Three chapters toward the end of the book seek to co-opt existing strands of research from mainstream cognitive science and to bring them into REC's remit. Thus H&M argue that REC is compatible with currently popular accounts of perceiving, imagining, and remembering. A chapter is given over to each. The conclusion is always the same. Respectively: predictive coding accounts of perceiving, mental modeling accounts of imagining, and social interaction theory accounts of remembering—all are compatible with antirepresentationalism about basic minds.

The question that H&M seek to address is an important one, even if their answers are underwhelming. The question bears repeating: what should be at the core of a non-cognitivist approach to the mind? Antirepresentationalism is not enough here. The problem with antirepresentationalism is that it does not tell us how to ask new empirical questions, only how not to ask them. An attractive alternative response is this: relationalism. What the three embodied approaches do have in common is a concern with relational structure within a cognitive system. Specifically these approaches target the animal–environment relation, or the fit between an organism and its surroundings. This is the shift in thinking that is required to get beyond cognitivism. Traditional cognitive science asks questions of the form, What representations are implicated in the production of this behavior? Relationalists instead ask, What structure in this animal–environment system is being used in the regulation of this activity? There is important philosophical work to be done in clarifying how best to go about asking this second type of question. H&M do not address this problem.

H&M's book is so doggedly philosophical-in-the-analytic-sense that it is hard to imagine how it could be translated into a positive empirical programme. The science, though, will continue to make progress. H&M should engage with it.

Author Contributions

The author confirms being the sole contributor of this work and approved it for publication.

Funding

This work has received funding from the European Union's Horizon 2020 research and innovation programme under grant agreement No 706432.

Conflict of Interest Statement

The author declares that the research was conducted in the absence of any commercial or financial relationships that could be construed as a potential conflict of interest.

References

Chemero, A. (2009). Radical Embodied Cognitive Science. Cambridge, MA: MIT Press.

Google Scholar

Di Paolo, E. A., Buhrmann, T., and Barandiaran, X. E. (2017). Sensorimotor Life: an Enactive Proposal. Oxford: Oxford University Press.

Google Scholar

Hutto, D. D., and Myin, E. (2013). Radicalizing Enactivism: Basic Minds without Content. Cambridge, MA: MIT Press.

Schöner, G. (2008). “Dynamical systems approaches to cognition,” in The Cambridge Handbook of Computational Psychology, ed R. Sun (Cambridge: Cambridge University Press), 101–126.

Keywords: antirepresentationalism, ecological psychology, dynamical systems theory, enactivism, relationalism, cognitivism, radical embodied cognitive science

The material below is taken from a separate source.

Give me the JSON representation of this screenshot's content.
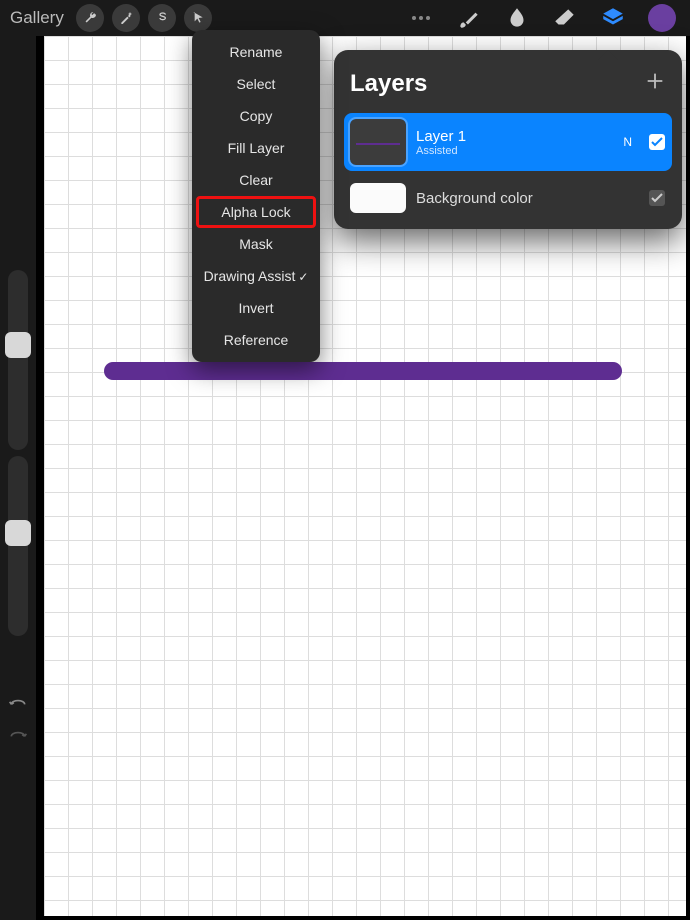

Citation: Baggs E (2017) Book Review: Evolving Enactivism: Basic Minds Meet Content. Front. Psychol. 8:1947. doi: 10.3389/fpsyg.2017.01947

Received: 08 September 2017; Accepted: 23 October 2017;
Published: 03 November 2017.

Edited and reviewed by: Hanne De Jaegher, University of the Basque Country (UPV/EHU), Spain

Copyright © 2017 Baggs. This is an open-access article distributed under the terms of the Creative Commons Attribution License (CC BY). The use, distribution or reproduction in other forums is permitted, provided the original author(s) or licensor are credited and that the original publication in this journal is cited, in accordance with accepted academic practice. No use, distribution or reproduction is permitted which does not comply with these terms.

*Correspondence: Ed Baggs, e.baggs@ucl.ac.uk